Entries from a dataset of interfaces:
*** Begin section ***

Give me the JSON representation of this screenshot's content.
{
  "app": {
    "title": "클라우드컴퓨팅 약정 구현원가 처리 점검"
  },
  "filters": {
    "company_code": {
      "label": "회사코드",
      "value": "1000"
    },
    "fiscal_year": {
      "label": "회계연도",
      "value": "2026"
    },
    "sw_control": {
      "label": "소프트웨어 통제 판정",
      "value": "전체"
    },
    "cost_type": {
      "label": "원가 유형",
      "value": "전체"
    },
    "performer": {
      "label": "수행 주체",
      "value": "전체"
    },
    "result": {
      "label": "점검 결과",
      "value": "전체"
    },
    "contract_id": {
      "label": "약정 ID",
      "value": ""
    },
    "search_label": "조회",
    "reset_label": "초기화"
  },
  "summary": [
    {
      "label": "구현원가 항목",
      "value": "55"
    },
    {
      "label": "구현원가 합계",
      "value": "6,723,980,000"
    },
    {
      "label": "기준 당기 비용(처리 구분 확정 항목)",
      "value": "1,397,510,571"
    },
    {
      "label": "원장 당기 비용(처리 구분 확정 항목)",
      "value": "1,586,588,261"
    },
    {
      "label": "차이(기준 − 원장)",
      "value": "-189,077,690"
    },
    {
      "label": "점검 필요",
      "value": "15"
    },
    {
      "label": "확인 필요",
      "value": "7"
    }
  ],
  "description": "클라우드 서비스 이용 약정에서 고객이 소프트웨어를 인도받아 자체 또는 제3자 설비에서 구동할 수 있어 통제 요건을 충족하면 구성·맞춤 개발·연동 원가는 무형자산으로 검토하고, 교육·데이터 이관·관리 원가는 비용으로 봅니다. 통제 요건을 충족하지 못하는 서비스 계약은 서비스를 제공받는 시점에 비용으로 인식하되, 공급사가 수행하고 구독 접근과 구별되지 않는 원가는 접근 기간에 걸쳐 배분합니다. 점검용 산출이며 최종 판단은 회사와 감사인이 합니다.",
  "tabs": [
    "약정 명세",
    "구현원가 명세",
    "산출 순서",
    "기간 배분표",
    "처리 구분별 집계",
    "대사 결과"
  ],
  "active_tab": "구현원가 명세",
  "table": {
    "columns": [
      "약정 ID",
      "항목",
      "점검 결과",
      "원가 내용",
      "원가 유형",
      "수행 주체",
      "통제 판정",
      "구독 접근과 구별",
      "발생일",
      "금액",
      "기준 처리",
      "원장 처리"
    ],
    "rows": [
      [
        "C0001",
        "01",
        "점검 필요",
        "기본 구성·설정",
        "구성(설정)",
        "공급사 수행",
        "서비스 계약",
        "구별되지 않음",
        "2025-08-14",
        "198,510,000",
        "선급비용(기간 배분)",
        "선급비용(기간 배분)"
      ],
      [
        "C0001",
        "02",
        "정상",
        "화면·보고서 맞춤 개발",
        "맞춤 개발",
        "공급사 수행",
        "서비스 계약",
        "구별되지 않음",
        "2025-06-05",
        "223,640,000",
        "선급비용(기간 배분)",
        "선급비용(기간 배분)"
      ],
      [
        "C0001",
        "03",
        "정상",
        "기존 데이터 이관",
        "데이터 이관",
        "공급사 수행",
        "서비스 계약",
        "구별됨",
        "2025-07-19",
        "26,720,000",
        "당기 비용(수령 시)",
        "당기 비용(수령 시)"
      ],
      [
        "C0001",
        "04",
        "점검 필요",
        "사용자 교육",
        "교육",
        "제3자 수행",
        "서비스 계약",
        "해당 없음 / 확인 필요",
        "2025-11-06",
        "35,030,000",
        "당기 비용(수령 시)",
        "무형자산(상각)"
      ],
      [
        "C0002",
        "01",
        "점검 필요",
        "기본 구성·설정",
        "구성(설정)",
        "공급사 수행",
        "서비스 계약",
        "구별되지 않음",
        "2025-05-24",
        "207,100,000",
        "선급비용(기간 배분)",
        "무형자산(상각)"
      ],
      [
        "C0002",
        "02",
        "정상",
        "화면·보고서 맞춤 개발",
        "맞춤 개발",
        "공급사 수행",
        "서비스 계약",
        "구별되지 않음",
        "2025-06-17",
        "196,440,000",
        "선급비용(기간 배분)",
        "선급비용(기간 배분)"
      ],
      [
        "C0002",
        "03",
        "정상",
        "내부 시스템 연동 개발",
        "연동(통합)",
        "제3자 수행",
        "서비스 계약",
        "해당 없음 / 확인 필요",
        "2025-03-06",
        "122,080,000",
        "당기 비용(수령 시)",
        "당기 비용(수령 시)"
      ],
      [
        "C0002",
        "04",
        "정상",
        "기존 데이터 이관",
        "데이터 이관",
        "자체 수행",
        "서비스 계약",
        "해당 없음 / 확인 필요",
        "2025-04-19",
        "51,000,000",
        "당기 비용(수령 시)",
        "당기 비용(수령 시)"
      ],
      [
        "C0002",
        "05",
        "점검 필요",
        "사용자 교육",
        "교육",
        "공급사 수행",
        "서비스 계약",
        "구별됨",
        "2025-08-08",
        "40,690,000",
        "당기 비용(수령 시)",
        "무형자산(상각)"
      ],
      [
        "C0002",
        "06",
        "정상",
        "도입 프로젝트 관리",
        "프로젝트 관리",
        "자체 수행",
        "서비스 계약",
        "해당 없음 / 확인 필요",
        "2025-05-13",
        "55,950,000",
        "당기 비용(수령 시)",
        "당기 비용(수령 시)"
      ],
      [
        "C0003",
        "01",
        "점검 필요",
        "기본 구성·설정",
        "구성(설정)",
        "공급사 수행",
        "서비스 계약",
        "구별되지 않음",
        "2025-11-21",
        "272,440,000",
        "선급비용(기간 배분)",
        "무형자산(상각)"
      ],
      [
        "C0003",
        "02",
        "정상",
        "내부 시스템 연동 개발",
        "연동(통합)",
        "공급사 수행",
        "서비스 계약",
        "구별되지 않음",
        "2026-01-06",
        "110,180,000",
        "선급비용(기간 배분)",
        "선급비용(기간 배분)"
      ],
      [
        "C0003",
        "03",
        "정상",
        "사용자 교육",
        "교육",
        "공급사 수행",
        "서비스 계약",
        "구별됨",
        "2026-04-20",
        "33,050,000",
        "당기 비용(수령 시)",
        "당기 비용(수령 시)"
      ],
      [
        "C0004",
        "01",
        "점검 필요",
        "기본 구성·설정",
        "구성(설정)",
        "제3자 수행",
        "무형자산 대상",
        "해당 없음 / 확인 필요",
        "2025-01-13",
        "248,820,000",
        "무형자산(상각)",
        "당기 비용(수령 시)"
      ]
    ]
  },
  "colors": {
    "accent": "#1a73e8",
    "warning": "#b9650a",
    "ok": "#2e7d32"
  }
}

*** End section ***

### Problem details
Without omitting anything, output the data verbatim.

### Problem solution
Give me the JSON representation of this screenshot's content.
{
  "app": {
    "title": "클라우드컴퓨팅 약정 구현원가 처리 점검"
  },
  "filters": {
    "company_code": {
      "label": "회사코드",
      "value": "1000"
    },
    "fiscal_year": {
      "label": "회계연도",
      "value": "2026"
    },
    "sw_control": {
      "label": "소프트웨어 통제 판정",
      "value": "전체"
    },
    "cost_type": {
      "label": "원가 유형",
      "value": "전체"
    },
    "performer": {
      "label": "수행 주체",
      "value": "전체"
    },
    "result": {
      "label": "점검 결과",
      "value": "전체"
    },
    "contract_id": {
      "label": "약정 ID",
      "value": ""
    },
    "search_label": "조회",
    "reset_label": "초기화"
  },
  "summary": [
    {
      "label": "구현원가 항목",
      "value": "55"
    },
    {
      "label": "구현원가 합계",
      "value": "6,723,980,000"
    },
    {
      "label": "기준 당기 비용(처리 구분 확정 항목)",
      "value": "1,397,510,571"
    },
    {
      "label": "원장 당기 비용(처리 구분 확정 항목)",
      "value": "1,586,588,261"
    },
    {
      "label": "차이(기준 − 원장)",
      "value": "-189,077,690"
    },
    {
      "label": "점검 필요",
      "value": "15"
    },
    {
      "label": "확인 필요",
      "value": "7"
    }
  ],
  "description": "클라우드 서비스 이용 약정에서 고객이 소프트웨어를 인도받아 자체 또는 제3자 설비에서 구동할 수 있어 통제 요건을 충족하면 구성·맞춤 개발·연동 원가는 무형자산으로 검토하고, 교육·데이터 이관·관리 원가는 비용으로 봅니다. 통제 요건을 충족하지 못하는 서비스 계약은 서비스를 제공받는 시점에 비용으로 인식하되, 공급사가 수행하고 구독 접근과 구별되지 않는 원가는 접근 기간에 걸쳐 배분합니다. 점검용 산출이며 최종 판단은 회사와 감사인이 합니다.",
  "tabs": [
    "약정 명세",
    "구현원가 명세",
    "산출 순서",
    "기간 배분표",
    "처리 구분별 집계",
    "대사 결과"
  ],
  "active_tab": "구현원가 명세",
  "table": {
    "columns": [
      "약정 ID",
      "항목",
      "점검 결과",
      "원가 내용",
      "원가 유형",
      "수행 주체",
      "통제 판정",
      "구독 접근과 구별",
      "발생일",
      "금액",
      "기준 처리",
      "원장 처리"
    ],
    "rows": [
      [
        "C0001",
        "01",
        "점검 필요",
        "기본 구성·설정",
        "구성(설정)",
        "공급사 수행",
        "서비스 계약",
        "구별되지 않음",
        "2025-08-14",
        "198,510,000",
        "선급비용(기간 배분)",
        "선급비용(기간 배분)"
      ],
      [
        "C0001",
        "02",
        "정상",
        "화면·보고서 맞춤 개발",
        "맞춤 개발",
        "공급사 수행",
        "서비스 계약",
        "구별되지 않음",
        "2025-06-05",
        "223,640,000",
        "선급비용(기간 배분)",
        "선급비용(기간 배분)"
      ],
      [
        "C0001",
        "03",
        "정상",
        "기존 데이터 이관",
        "데이터 이관",
        "공급사 수행",
        "서비스 계약",
        "구별됨",
        "2025-07-19",
        "26,720,000",
        "당기 비용(수령 시)",
        "당기 비용(수령 시)"
      ],
      [
        "C0001",
        "04",
        "점검 필요",
        "사용자 교육",
        "교육",
        "제3자 수행",
        "서비스 계약",
        "해당 없음 / 확인 필요",
        "2025-11-06",
        "35,030,000",
        "당기 비용(수령 시)",
        "무형자산(상각)"
      ],
      [
        "C0002",
        "01",
        "점검 필요",
        "기본 구성·설정",
        "구성(설정)",
        "공급사 수행",
        "서비스 계약",
        "구별되지 않음",
        "2025-05-24",
        "207,100,000",
        "선급비용(기간 배분)",
        "무형자산(상각)"
      ],
      [
        "C0002",
        "02",
        "정상",
        "화면·보고서 맞춤 개발",
        "맞춤 개발",
        "공급사 수행",
        "서비스 계약",
        "구별되지 않음",
        "2025-06-17",
        "196,440,000",
        "선급비용(기간 배분)",
        "선급비용(기간 배분)"
      ],
      [
        "C0002",
        "03",
        "정상",
        "내부 시스템 연동 개발",
        "연동(통합)",
        "제3자 수행",
        "서비스 계약",
        "해당 없음 / 확인 필요",
        "2025-03-06",
        "122,080,000",
        "당기 비용(수령 시)",
        "당기 비용(수령 시)"
      ],
      [
        "C0002",
        "04",
        "정상",
        "기존 데이터 이관",
        "데이터 이관",
        "자체 수행",
        "서비스 계약",
        "해당 없음 / 확인 필요",
        "2025-04-19",
        "51,000,000",
        "당기 비용(수령 시)",
        "당기 비용(수령 시)"
      ],
      [
        "C0002",
        "05",
        "점검 필요",
        "사용자 교육",
        "교육",
        "공급사 수행",
        "서비스 계약",
        "구별됨",
        "2025-08-08",
        "40,690,000",
        "당기 비용(수령 시)",
        "무형자산(상각)"
      ],
      [
        "C0002",
        "06",
        "정상",
        "도입 프로젝트 관리",
        "프로젝트 관리",
        "자체 수행",
        "서비스 계약",
        "해당 없음 / 확인 필요",
        "2025-05-13",
        "55,950,000",
        "당기 비용(수령 시)",
        "당기 비용(수령 시)"
      ],
      [
        "C0003",
        "01",
        "점검 필요",
        "기본 구성·설정",
        "구성(설정)",
        "공급사 수행",
        "서비스 계약",
        "구별되지 않음",
        "2025-11-21",
        "272,440,000",
        "선급비용(기간 배분)",
        "무형자산(상각)"
      ],
      [
        "C0003",
        "02",
        "정상",
        "내부 시스템 연동 개발",
        "연동(통합)",
        "공급사 수행",
        "서비스 계약",
        "구별되지 않음",
        "2026-01-06",
        "110,180,000",
        "선급비용(기간 배분)",
        "선급비용(기간 배분)"
      ],
      [
        "C0003",
        "03",
        "정상",
        "사용자 교육",
        "교육",
        "공급사 수행",
        "서비스 계약",
        "구별됨",
        "2026-04-20",
        "33,050,000",
        "당기 비용(수령 시)",
        "당기 비용(수령 시)"
      ],
      [
        "C0004",
        "01",
        "점검 필요",
        "기본 구성·설정",
        "구성(설정)",
        "제3자 수행",
        "무형자산 대상",
        "해당 없음 / 확인 필요",
        "2025-01-13",
        "248,820,000",
        "무형자산(상각)",
        "당기 비용(수령 시)"
      ]
    ]
  },
  "colors": {
    "accent": "#1a73e8",
    "warning": "#b9650a",
    "ok": "#2e7d32"
  }
}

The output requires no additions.